I should have looked just a little more. It is for the ability to hot swap.
While full size SATA drive are hot swappable, drives like mSATA are not intended to be. Thus why the SATA has staggered and mSATA does not. Makes sense.
Most modern hot-swap methods use a specialized connector with staggered pins, so that certain pins are certain to be connected before others. Most staggered-pin designs have ground pins longer than the others, ensuring that no sensitive circuitry is connected before there is a reliable system ground. The other pins may all be the same length, but in some cases three pin lengths are used so that the incoming device is grounded first, data lines connected second, and power applied third, in rapid succession as the device is inserted. Pins of the same nominal length do not necessarily make contact at exactly the same time due to mechanical tolerances, and angling of the connector when inserted.
This image from same source lines up the contacts pretty good. Shows length and attribute.
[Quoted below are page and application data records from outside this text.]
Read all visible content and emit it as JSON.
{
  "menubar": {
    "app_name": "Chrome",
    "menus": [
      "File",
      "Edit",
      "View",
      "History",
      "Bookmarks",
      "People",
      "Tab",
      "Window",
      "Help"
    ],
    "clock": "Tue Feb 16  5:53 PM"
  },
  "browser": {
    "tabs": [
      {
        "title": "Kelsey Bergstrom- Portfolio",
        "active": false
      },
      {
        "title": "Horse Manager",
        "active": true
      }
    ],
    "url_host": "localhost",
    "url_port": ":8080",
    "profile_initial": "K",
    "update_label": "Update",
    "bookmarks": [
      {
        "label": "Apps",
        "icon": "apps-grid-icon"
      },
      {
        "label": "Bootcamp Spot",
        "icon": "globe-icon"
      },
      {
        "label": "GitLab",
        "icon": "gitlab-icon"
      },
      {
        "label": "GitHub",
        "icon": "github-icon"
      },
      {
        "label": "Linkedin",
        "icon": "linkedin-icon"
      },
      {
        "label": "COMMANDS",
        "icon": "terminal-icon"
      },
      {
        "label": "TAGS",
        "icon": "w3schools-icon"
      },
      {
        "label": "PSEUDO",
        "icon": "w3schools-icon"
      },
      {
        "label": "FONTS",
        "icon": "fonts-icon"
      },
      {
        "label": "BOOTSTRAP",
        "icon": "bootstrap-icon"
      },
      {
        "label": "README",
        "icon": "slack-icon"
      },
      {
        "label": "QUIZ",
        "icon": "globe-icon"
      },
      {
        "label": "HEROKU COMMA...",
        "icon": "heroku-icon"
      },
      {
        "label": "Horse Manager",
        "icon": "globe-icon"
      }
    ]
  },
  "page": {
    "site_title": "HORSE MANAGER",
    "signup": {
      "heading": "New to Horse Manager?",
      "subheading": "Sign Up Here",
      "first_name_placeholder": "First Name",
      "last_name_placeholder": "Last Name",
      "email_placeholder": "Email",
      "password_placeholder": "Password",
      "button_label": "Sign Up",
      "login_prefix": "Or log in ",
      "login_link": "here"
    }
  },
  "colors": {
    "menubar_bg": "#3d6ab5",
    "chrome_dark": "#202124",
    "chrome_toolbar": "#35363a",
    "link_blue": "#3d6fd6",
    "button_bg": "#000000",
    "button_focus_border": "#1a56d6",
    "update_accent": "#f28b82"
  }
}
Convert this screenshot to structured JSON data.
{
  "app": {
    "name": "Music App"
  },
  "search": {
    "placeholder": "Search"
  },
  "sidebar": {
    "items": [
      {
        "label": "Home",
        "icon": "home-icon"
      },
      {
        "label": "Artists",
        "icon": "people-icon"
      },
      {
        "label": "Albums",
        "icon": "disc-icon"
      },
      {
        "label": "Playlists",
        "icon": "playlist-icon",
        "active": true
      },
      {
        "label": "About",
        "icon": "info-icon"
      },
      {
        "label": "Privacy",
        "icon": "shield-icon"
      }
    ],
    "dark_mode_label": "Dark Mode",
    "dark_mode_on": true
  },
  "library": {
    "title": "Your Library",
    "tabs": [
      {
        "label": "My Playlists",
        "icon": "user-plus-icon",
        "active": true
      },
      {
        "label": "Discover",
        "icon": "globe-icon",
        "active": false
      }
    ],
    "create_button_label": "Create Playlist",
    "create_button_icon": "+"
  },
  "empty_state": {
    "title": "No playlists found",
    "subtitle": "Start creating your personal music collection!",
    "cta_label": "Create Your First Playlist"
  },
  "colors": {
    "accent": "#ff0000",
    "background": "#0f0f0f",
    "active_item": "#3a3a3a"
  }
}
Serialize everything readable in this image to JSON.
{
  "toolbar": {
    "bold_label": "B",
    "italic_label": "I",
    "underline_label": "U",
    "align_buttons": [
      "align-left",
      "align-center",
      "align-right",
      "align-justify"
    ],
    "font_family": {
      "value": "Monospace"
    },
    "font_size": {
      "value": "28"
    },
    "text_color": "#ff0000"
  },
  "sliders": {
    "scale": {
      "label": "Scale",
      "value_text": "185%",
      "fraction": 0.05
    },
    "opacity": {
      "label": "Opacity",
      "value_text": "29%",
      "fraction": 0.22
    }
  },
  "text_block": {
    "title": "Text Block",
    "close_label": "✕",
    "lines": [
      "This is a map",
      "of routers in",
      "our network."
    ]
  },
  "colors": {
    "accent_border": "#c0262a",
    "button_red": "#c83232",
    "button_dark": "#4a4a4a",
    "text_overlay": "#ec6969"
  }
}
And this gives a good view of pin out to the extended/shortened contact locations: